After Tuesday’s election, coastal elites have been busy opining that “we” should be empathetic towards heartland Trump voters. “We” should feel their pain. We should stop shaming Trump supporters. We should stop making fun of their religion.
Now in the Rocky Mountain West, neither heartland exactly nor liberal elite bubbleland, I see something different. I’m on board with dialogue and empathy, always, but this works both ways. Because rural America, where I grew up, is also a bubble. It’s not any more authentic “real America” than North Berkeley. Arguably, in a multi-cultural and multi-religious America, it’s less so. Patrick Thornton makes this point here:
We, as a culture, have to stop infantilizing and deifying rural and white working-class Americans. Their experience is not more of a real American experience than anyone else’s, but when we say that it is, we give people a pass from seeing and understanding more of their country. We must all understand that America is a melting pot and that none of us has a more authentic American experience.
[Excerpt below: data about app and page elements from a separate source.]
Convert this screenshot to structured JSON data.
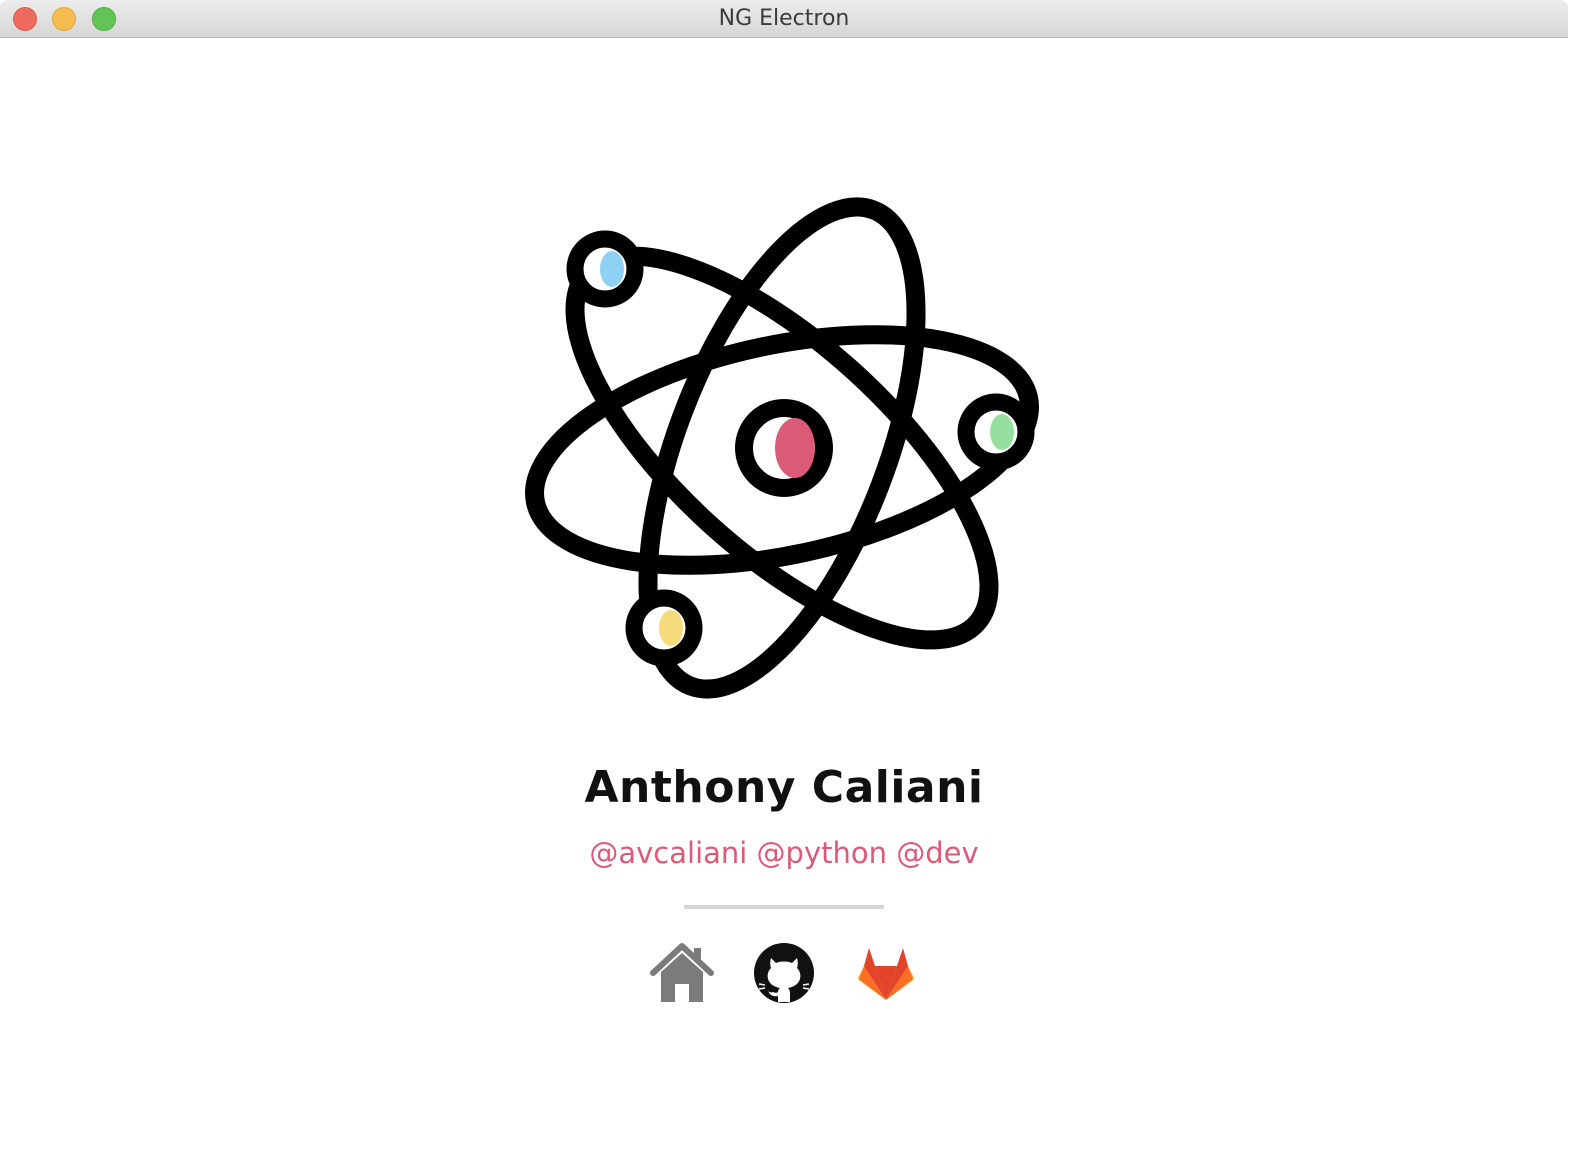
{
  "window": {
    "title": "NG Electron",
    "traffic_lights": [
      "close-icon",
      "minimize-icon",
      "zoom-icon"
    ]
  },
  "profile": {
    "name": "Anthony Caliani",
    "handles": "@avcaliani @python @dev"
  },
  "links": [
    {
      "icon": "home-icon"
    },
    {
      "icon": "github-icon"
    },
    {
      "icon": "gitlab-icon"
    }
  ],
  "colors": {
    "handles": "#d95b78",
    "nucleus": "#d95b78",
    "electron_blue": "#8fd1f5",
    "electron_green": "#96df9f",
    "electron_yellow": "#f7db7a",
    "home_icon": "#7b7b7b"
  }
}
I’m all for soul-searching in the wake of the coalition of evangelicals and angry middle- and working-class heartlanders who gave Trump enough votes to secure an electoral (but not popular) victory. Some, after all, have legitimate grievances about stagnating incomes and declining opportunities. But some clearly express a much darker set of “grievances,” and the uptick of hate crimes and racist harassment committed during his campaign is no accident.
Will the angry voters from Trumpland reach out, empathetically, to the majority of voters who were repelled by their candidate? So far, with Trump tweeting complaints about protests focused on the rhetorical violence embodied by his campaign, I’m seeing little hope that calls for “unity” are much more than capitulation to a strongman’s amoral reach.